A new study by the University of Delaware’s Special Initiative on Offshore Wind (SIOW) for the New York State Energy Research and Development Authority (NYSERDA) offers a roadmap of key strategic steps that New York can take to reduce costs of offshore wind power over the next decade.
The study finds that ongoing technology and industry advances combined with actions New York could take, independently or with other states, could lower costs for offshore wind power as much as 50% and bring this power generating source closer to realizing its potential for “delivering utility-scale renewable electric generation” to New York City and nearby areas such as Long Island.
A primary conclusion from the report is that supporting offshore wind development at scale, rather than on a project-by-project basis, could have the greatest impact on reducing costs. Other actions the report cites that could lower costs include creating and using innovative financing mechanisms, developing infrastructure to reduce costs, and supporting site characterization for early projects to reduce development expenses and risk.
The study notes that while onshore wind development has expanded rapidly in the U.S., no operational offshore wind power projects have been completed to date due to complex construction challenges and the need for operational infrastructure that doesn’t exist today in the U.S. These factors lead to high costs and have delayed deployment, said the university in a March 10 statement about the study.
The study identifies multiple paths for reducing offshore wind power costs in New York State, emphasizing that the “State can take actions in the near term to lower its costs substantially, independent of expected external reductions over the next decade.” The study finds that taking advantage of wind turbine innovations and other technology and industry advances could lower costs about 20%. Direct steps taken by New York State could contribute up to an additional 30% reduction in a project’s cost.
“Well-designed policies and actions taken by New York, as well as by other states, can play an essential role in helping New York City and other U.S. East Coast population centers benefit from gigawatts of clean energy that could be generated by deploying wind turbines off the Atlantic coast,” said Stephanie McClellan, Director, SIOW. McClellan is presenting the report’s findings at the March 10-12 “Offshore 2015” conference, the world’s largest annual offshore wind energy gathering held by the European Wind Energy Association in Denmark.
“In Europe, advanced offshore wind turbines are already in the water and powering the grid today,” said McClellan. “The U.S. can take advantage of innovations and cost efficiencies that have already been developed in Germany, Denmark, and elsewhere.
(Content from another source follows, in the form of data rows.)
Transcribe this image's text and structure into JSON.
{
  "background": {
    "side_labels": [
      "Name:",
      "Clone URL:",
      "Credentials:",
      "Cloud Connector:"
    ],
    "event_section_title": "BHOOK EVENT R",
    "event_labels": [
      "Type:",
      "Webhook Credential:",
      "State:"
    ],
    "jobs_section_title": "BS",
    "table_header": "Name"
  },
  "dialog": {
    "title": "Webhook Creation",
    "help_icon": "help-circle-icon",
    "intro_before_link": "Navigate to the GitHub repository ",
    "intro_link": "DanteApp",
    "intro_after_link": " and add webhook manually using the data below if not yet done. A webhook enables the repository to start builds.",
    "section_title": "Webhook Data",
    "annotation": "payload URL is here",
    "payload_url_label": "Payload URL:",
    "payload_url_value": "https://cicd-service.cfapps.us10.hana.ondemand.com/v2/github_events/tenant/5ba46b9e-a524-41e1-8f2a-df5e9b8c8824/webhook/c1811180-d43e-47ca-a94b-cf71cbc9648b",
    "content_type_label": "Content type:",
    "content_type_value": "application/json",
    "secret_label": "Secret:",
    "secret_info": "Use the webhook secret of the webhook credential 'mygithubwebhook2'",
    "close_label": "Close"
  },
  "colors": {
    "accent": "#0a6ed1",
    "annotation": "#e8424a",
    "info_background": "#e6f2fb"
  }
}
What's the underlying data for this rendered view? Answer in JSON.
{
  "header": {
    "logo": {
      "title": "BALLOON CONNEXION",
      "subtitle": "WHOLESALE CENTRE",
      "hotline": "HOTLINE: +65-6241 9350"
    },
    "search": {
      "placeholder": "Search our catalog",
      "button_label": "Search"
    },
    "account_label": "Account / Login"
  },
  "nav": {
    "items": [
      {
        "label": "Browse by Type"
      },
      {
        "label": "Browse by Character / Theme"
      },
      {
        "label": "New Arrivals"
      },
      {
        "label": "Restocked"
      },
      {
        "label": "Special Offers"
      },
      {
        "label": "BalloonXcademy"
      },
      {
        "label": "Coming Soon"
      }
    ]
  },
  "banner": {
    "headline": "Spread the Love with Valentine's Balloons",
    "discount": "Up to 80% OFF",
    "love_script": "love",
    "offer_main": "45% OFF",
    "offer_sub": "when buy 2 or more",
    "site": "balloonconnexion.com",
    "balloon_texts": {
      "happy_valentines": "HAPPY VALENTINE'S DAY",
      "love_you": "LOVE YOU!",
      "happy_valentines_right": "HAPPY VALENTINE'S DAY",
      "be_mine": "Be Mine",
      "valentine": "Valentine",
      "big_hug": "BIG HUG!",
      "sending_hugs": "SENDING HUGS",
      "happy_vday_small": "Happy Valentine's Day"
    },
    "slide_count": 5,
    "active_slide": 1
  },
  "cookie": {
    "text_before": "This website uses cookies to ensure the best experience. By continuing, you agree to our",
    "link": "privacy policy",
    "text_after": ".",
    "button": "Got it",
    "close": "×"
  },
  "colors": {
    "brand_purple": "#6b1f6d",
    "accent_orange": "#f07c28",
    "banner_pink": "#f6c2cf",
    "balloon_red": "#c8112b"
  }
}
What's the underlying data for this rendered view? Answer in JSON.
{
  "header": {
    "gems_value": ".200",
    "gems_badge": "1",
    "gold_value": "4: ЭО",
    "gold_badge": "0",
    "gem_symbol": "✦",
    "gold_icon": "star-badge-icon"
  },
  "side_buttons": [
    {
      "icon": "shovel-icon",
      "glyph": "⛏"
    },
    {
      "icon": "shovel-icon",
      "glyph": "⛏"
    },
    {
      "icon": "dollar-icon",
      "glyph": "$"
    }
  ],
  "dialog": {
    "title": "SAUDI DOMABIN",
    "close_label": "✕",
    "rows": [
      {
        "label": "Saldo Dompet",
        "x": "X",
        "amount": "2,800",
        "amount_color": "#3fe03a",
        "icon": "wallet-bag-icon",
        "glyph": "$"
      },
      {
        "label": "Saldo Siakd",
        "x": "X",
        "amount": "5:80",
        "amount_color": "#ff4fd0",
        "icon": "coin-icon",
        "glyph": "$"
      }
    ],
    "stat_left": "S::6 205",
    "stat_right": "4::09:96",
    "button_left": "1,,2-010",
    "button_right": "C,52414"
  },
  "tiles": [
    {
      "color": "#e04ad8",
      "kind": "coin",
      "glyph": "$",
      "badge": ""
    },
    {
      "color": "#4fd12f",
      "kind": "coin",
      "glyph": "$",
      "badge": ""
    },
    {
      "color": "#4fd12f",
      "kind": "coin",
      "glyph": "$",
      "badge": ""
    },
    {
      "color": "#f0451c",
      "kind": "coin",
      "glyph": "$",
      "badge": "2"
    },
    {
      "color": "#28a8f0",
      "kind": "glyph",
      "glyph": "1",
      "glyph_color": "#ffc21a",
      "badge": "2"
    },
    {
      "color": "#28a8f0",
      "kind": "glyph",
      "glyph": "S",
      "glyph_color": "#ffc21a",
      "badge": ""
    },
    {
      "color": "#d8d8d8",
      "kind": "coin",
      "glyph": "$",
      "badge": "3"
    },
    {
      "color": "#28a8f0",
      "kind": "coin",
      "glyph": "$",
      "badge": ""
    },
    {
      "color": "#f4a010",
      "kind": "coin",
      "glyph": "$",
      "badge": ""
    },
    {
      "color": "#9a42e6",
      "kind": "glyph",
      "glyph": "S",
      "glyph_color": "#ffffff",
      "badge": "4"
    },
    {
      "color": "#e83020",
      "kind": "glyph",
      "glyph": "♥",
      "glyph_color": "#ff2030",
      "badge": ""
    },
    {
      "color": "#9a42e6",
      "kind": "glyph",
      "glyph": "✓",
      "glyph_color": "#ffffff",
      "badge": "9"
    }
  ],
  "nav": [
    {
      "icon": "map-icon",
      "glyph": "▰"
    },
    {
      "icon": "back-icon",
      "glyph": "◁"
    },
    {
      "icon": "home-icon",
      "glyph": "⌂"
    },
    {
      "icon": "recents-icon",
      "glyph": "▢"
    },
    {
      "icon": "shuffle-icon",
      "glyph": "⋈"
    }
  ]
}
The key for U.S. states is to send clear signals to the markets and begin implementing these steps now to help make offshore wind more competitive with other sources of electricity.”
A significant benefit of offshore wind power is its proximity to the New York City metropolitan area. Offshore wind has the potential to dramatically increase the percentage of clean energy used within New York City, the largest power consumer in the state of New York, adding systems benefits to the electric grid while reducing fossil fuel use and greenhouse gas emissions.
“New York State is laying the groundwork to bring closer the potential of large-scale development of offshore wind and accelerate the cost savings we expect can be achieved through identified actions,” said John B. Rhodes, President and CEO of NYSERDA. “As cost-reduction within the offshore wind sector occurs, and as we develop approaches whether independently or in collaboration with other states to integrating the value of this renewable resource, offshore wind has the potential to support the State’s energy goals under Governor [Andrew] Cuomo. While offering the promise of a vast renewable energy resource for the state’s most populous region, it will also bring with it economic development, job creation, and a cleaner environment.”
Promoting greater deployment of renewable energy such as offshore wind is a central part of Cuomo’s Reforming the Energy Vision (REV) plan, a bold initiative that addresses critical energy challenges and infrastructure needs.
The New York Power Authority, through a collaborative effort with Consolidated Edison Co. of New York and the Long Island Power Authority, has applied for a lease from the U.S. Department of Interior’s Bureau of Ocean Energy Management to develop offshore wind off Long Island.
The Special Initiative on Offshore Wind (SIOW) is an affiliated program at the University of Delaware’s (UD) College of Earth, Ocean & Environment (CEOE) that supports offshore wind power (OSW) as part of a comprehensive U.S. energy solution, offering expertise, analysis, information sharing, and strategic partnership to build understanding and drive deployment.